Analgesics are recommended perioperatively in the treatment of periodontal disease. Injectable premedicants such as medetomidine, butorphanol or morphine can be administered preoperatively to provide preemptive analgesia. Additionally, carprofen (Rimadyl: Pfizer) a non-narcotic, nonsteroidal anti-inflammatory drug can be administered perioperatively in dogs to relieve pain and inflammation associated with dental procedures. Carprofen may be started one day prior to the dental procedure and continued as needed postoperatively. This drug is not recommended in dogs with gastrointestinal, renal or hepatic problems. The dose is 2mg/kg orally every 12 hours.
Tooth brushing can be accomplished utilizing an appropriately sized tooth brush with soft bristles. The tooth brush with a small amount of pet dentifrice is placed at a 45 degree angle to the gingival sulcus and gently rotated to remove plaque from the sulcus. Chemical plaque control, in the form of chlorhexidine gluconate gel, can assist also in the reduction of plaque and gingival inflammation.

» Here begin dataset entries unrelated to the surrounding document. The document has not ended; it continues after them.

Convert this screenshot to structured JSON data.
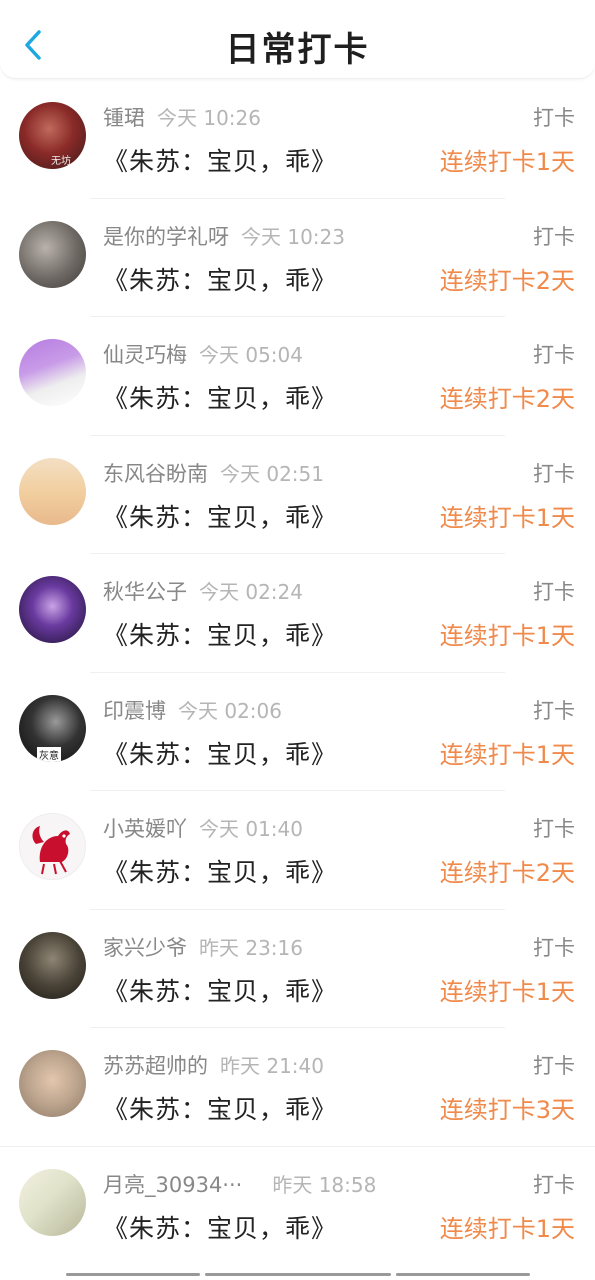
{
  "header": {
    "title": "日常打卡"
  },
  "icons": {
    "back": "chevron-left-icon"
  },
  "colors": {
    "accent": "#1ea7e1",
    "streak": "#f08a4b"
  },
  "items": [
    {
      "name": "锺珺",
      "time": "今天 10:26",
      "action": "打卡",
      "content": "《朱苏：宝贝，乖》",
      "streak": "连续打卡1天",
      "avatar_text": "无坊"
    },
    {
      "name": "是你的学礼呀",
      "time": "今天 10:23",
      "action": "打卡",
      "content": "《朱苏：宝贝，乖》",
      "streak": "连续打卡2天",
      "avatar_text": ""
    },
    {
      "name": "仙灵巧梅",
      "time": "今天 05:04",
      "action": "打卡",
      "content": "《朱苏：宝贝，乖》",
      "streak": "连续打卡2天",
      "avatar_text": ""
    },
    {
      "name": "东风谷盼南",
      "time": "今天 02:51",
      "action": "打卡",
      "content": "《朱苏：宝贝，乖》",
      "streak": "连续打卡1天",
      "avatar_text": ""
    },
    {
      "name": "秋华公子",
      "time": "今天 02:24",
      "action": "打卡",
      "content": "《朱苏：宝贝，乖》",
      "streak": "连续打卡1天",
      "avatar_text": ""
    },
    {
      "name": "印震博",
      "time": "今天 02:06",
      "action": "打卡",
      "content": "《朱苏：宝贝，乖》",
      "streak": "连续打卡1天",
      "avatar_text": "灰意"
    },
    {
      "name": "小英媛吖",
      "time": "今天 01:40",
      "action": "打卡",
      "content": "《朱苏：宝贝，乖》",
      "streak": "连续打卡2天",
      "avatar_text": ""
    },
    {
      "name": "家兴少爷",
      "time": "昨天 23:16",
      "action": "打卡",
      "content": "《朱苏：宝贝，乖》",
      "streak": "连续打卡1天",
      "avatar_text": ""
    },
    {
      "name": "苏苏超帅的",
      "time": "昨天 21:40",
      "action": "打卡",
      "content": "《朱苏：宝贝，乖》",
      "streak": "连续打卡3天",
      "avatar_text": ""
    },
    {
      "name": "月亮_30934···",
      "time": "昨天 18:58",
      "action": "打卡",
      "content": "《朱苏：宝贝，乖》",
      "streak": "连续打卡1天",
      "avatar_text": ""
    }
  ]
}
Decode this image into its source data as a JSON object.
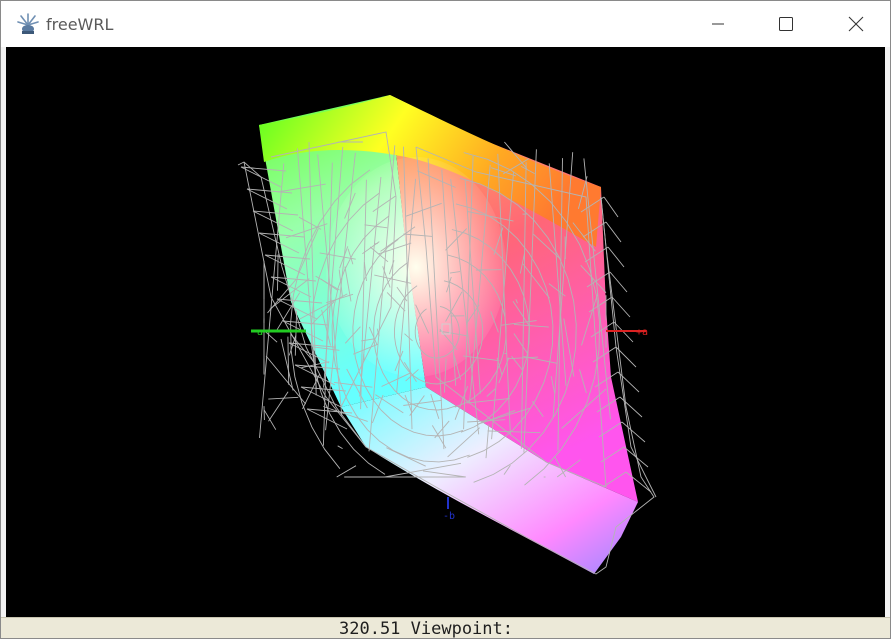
{
  "window": {
    "title": "freeWRL",
    "controls": {
      "minimize": "minimize-icon",
      "maximize": "maximize-icon",
      "close": "close-icon"
    }
  },
  "scene": {
    "axis_labels": {
      "neg_a": "-a",
      "pos_a": "+a",
      "neg_b": "-b"
    },
    "axis_colors": {
      "a_neg": "#22cc22",
      "a_pos": "#dd2222",
      "b_neg": "#2233cc"
    },
    "wireframe_color": "#b4b4b4"
  },
  "status": {
    "text": "320.51 Viewpoint:"
  }
}
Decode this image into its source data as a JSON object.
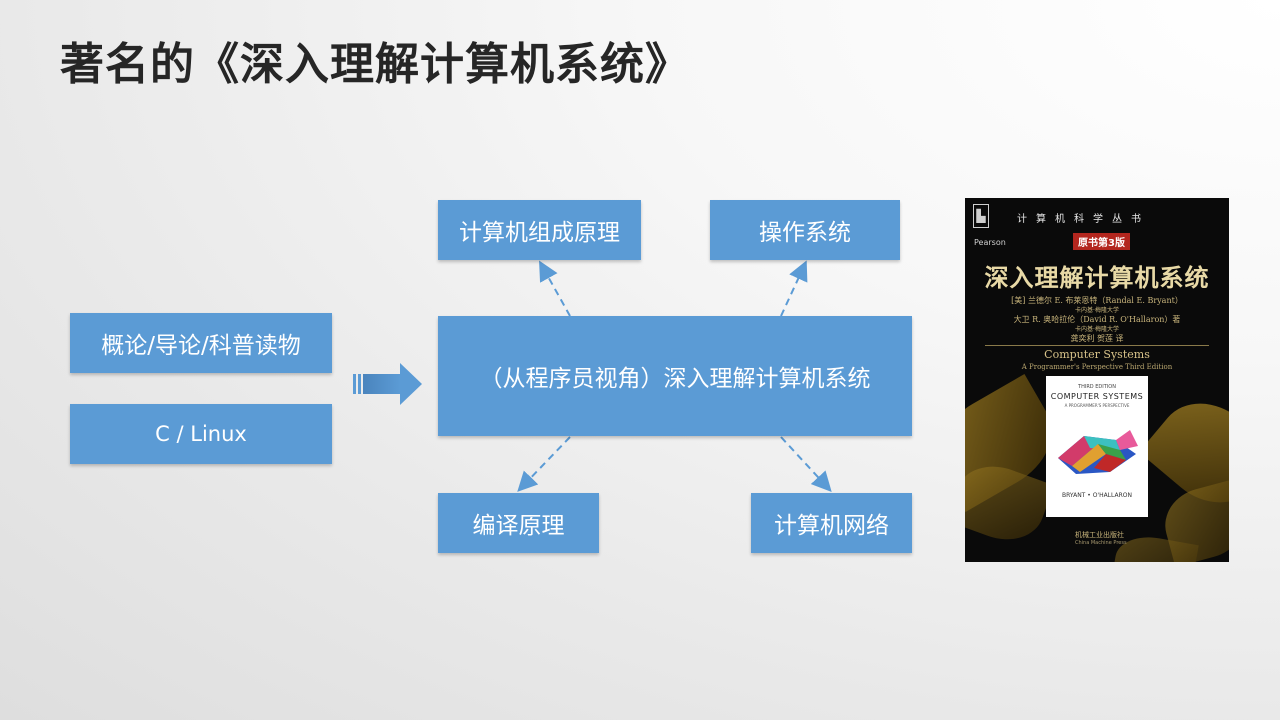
{
  "slide": {
    "title": "著名的《深入理解计算机系统》"
  },
  "diagram": {
    "left_boxes": [
      {
        "label": "概论/导论/科普读物"
      },
      {
        "label": "C / Linux"
      }
    ],
    "center_box": {
      "label": "（从程序员视角）深入理解计算机系统"
    },
    "branch_boxes": {
      "top_left": {
        "label": "计算机组成原理"
      },
      "top_right": {
        "label": "操作系统"
      },
      "bottom_left": {
        "label": "编译原理"
      },
      "bottom_right": {
        "label": "计算机网络"
      }
    },
    "colors": {
      "box_fill": "#5b9bd5",
      "box_text": "#ffffff",
      "arrow": "#5b9bd5"
    }
  },
  "book_cover": {
    "series": "计算机科学丛书",
    "edition_badge": "原书第3版",
    "publisher_logo": "Pearson",
    "title_cn": "深入理解计算机系统",
    "author1": "[美] 兰德尔 E. 布莱恩特（Randal E. Bryant）",
    "author1_affil": "卡内基·梅隆大学",
    "author2": "大卫 R. 奥哈拉伦（David R. O'Hallaron）著",
    "author2_affil": "卡内基·梅隆大学",
    "translators": "龚奕利 贺莲 译",
    "title_en": "Computer Systems",
    "subtitle_en": "A Programmer's Perspective  Third Edition",
    "inner_edition": "THIRD EDITION",
    "inner_title": "COMPUTER SYSTEMS",
    "inner_subtitle": "A PROGRAMMER'S PERSPECTIVE",
    "inner_authors": "BRYANT • O'HALLARON",
    "publisher": "机械工业出版社",
    "publisher_en": "China Machine Press"
  }
}
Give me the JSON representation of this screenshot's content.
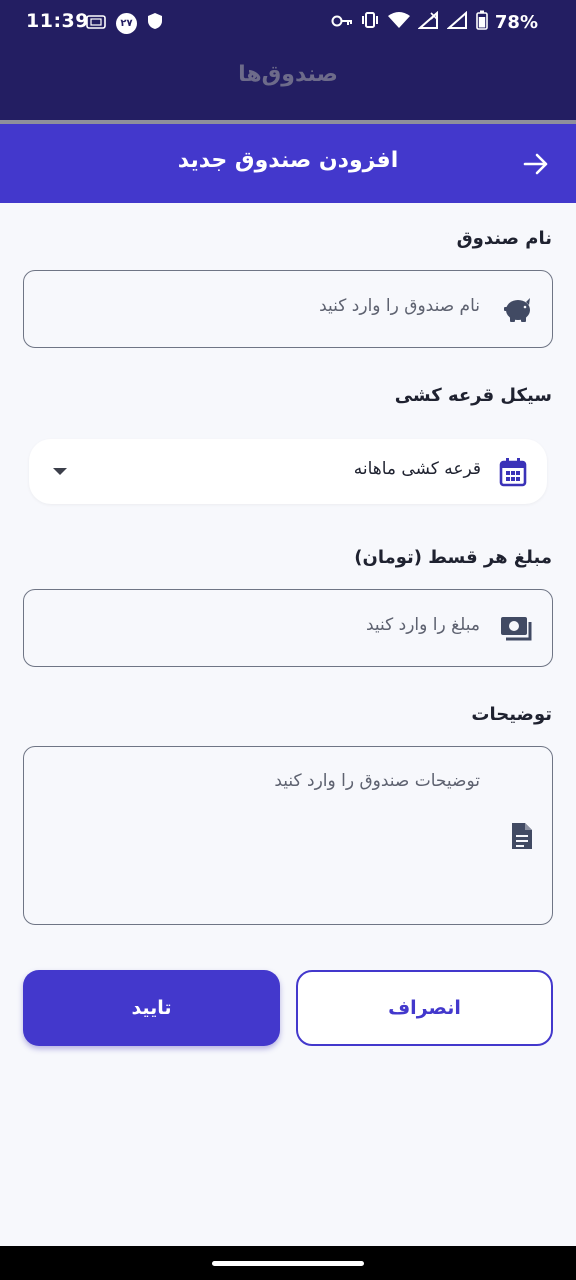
{
  "status_bar": {
    "time": "11:39",
    "badge": "۲۷",
    "battery": "78%"
  },
  "background_screen": {
    "title": "صندوق‌ها"
  },
  "sheet": {
    "title": "افزودن صندوق جدید",
    "back_icon": "arrow-right-icon"
  },
  "form": {
    "name": {
      "label": "نام صندوق",
      "placeholder": "نام صندوق را وارد کنید",
      "value": "",
      "icon": "piggy-bank-icon"
    },
    "cycle": {
      "label": "سیکل قرعه کشی",
      "selected": "قرعه کشی ماهانه",
      "icon": "calendar-icon"
    },
    "amount": {
      "label": "مبلغ هر قسط (تومان)",
      "placeholder": "مبلغ را وارد کنید",
      "value": "",
      "icon": "money-icon"
    },
    "description": {
      "label": "توضیحات",
      "placeholder": "توضیحات صندوق را وارد کنید",
      "value": "",
      "icon": "document-icon"
    }
  },
  "actions": {
    "confirm": "تایید",
    "cancel": "انصراف"
  },
  "colors": {
    "primary": "#4338cc",
    "status_bar": "#231e62",
    "background": "#f7f8fc"
  }
}
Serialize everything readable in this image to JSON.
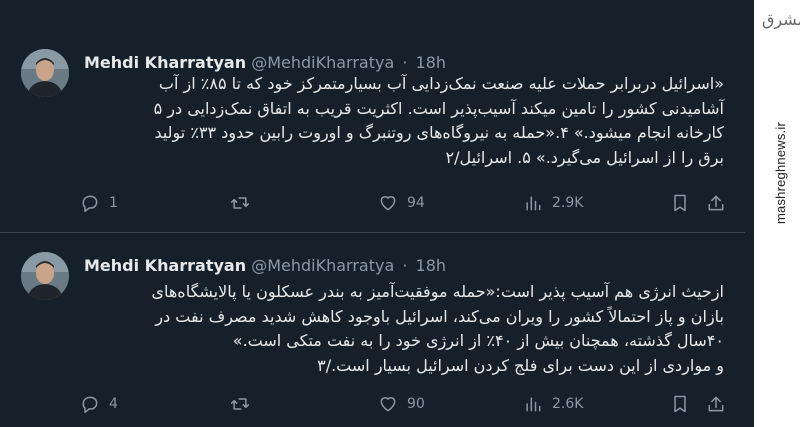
{
  "tweets": [
    {
      "name": "Mehdi Kharratyan",
      "handle": "@MehdiKharratya",
      "dot": "·",
      "time": "18h",
      "text_lines": [
        "«اسرائیل دربرابر حملات علیه صنعت نمک‌زدایی آب بسیارمتمرکز خود که تا ۸۵٪ از آب",
        "آشامیدنی کشور را تامین میکند آسیب‌پذیر است. اکثریت قریب به اتفاق نمک‌زدایی در ۵",
        "کارخانه انجام میشود.» ۴.«حمله به نیروگاه‌های روتنبرگ و اوروت رابین حدود ۳۳٪ تولید",
        "برق را از اسرائیل می‌گیرد.» ۵. اسرائیل/۲"
      ],
      "replies": "1",
      "retweets": "",
      "likes": "94",
      "views": "2.9K"
    },
    {
      "name": "Mehdi Kharratyan",
      "handle": "@MehdiKharratya",
      "dot": "·",
      "time": "18h",
      "text_lines": [
        "ازحیث انرژی هم آسیب پذیر است:«حمله موفقیت‌آمیز به بندر عسکلون یا پالایشگاه‌های",
        "بازان و پاز احتمالاً کشور را ویران می‌کند، اسرائیل باوجود کاهش شدید مصرف نفت در",
        "۴۰سال گذشته، همچنان بیش از ۴۰٪ از انرژی خود را به نفت متکی است.»",
        "و مواردی از این دست برای فلج کردن اسرائیل بسیار است./۳"
      ],
      "replies": "4",
      "retweets": "",
      "likes": "90",
      "views": "2.6K"
    }
  ],
  "watermark": {
    "logo": "مشرق",
    "url": "mashreghnews.ir"
  },
  "icons": {
    "reply": "reply-icon",
    "retweet": "retweet-icon",
    "like": "heart-icon",
    "views": "views-icon",
    "bookmark": "bookmark-icon",
    "share": "share-icon"
  },
  "colors": {
    "background": "#15202b",
    "text": "#e7e9ea",
    "muted": "#8b98a5",
    "divider": "#38444d"
  }
}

Chewing specially formulated dry food and treats has been shown to decrease calculus formation in pets. The first specially formulated dental diet in dogs, Hillís Prescription Diet, Canine T/D, is effective in the reduction of plaque, stain and calculus in dogs.8 Other diets and treats have also been shown to be effective in the reduction of plaque, stain and calculus in dogs.
(1) Harvey CE: Periodontal disease in dogs: Etiopathogenesis, prevalence, and significance. Vet Clin North Amer: Small Anim Pract 28:1111-1128, 1998.
(2) Harvey CE, Shofer FS, Laster L: Association of age and body weight with periodontal disease in North American dogs. J Vet Dent 11:94-105, 1994.
(3) Wiggs RB, Lobprise HB: Periodontology. In: Wiggs RB, Lobprise HB, eds. Veterinary Dentistry Principles & Practice. Philadelphia: Lippincott-Raven, 1997: 186-231.
(4) Manfra Marretta S: Comparison of the efficacy of four different power scalers in the removal of dental calculus in the dog. J Vet Dent 11(3):111, 1994.
(5) Wiggs RB, Lobprise H, Mitchell PQ: Oral and periodontal tissue maintenance, augmentation, rejuvenation, and regeneration. Vet Clin North Amer: Sm Anim Pract 28(5):1165-1188, 1998.
(6) DuPont GA: Prevention of periodontal disease. Vet Clin North Amer: Small Anim Pract 28:1129-1145, 1998.
(7) Harvey CE, Thornsberry, Miller BR, Shofer FS: Antimicrobial susceptibility of subgingival bacteria flora in dog with gingivitis. Jour Vet Dent 12:4, 1995.
(8) Jensen L, Logan E, et al: Reduction in accumulation of plaque, stain, and calculus in dogs by dietary means. J Vet Dent 12(4):161-163,1995.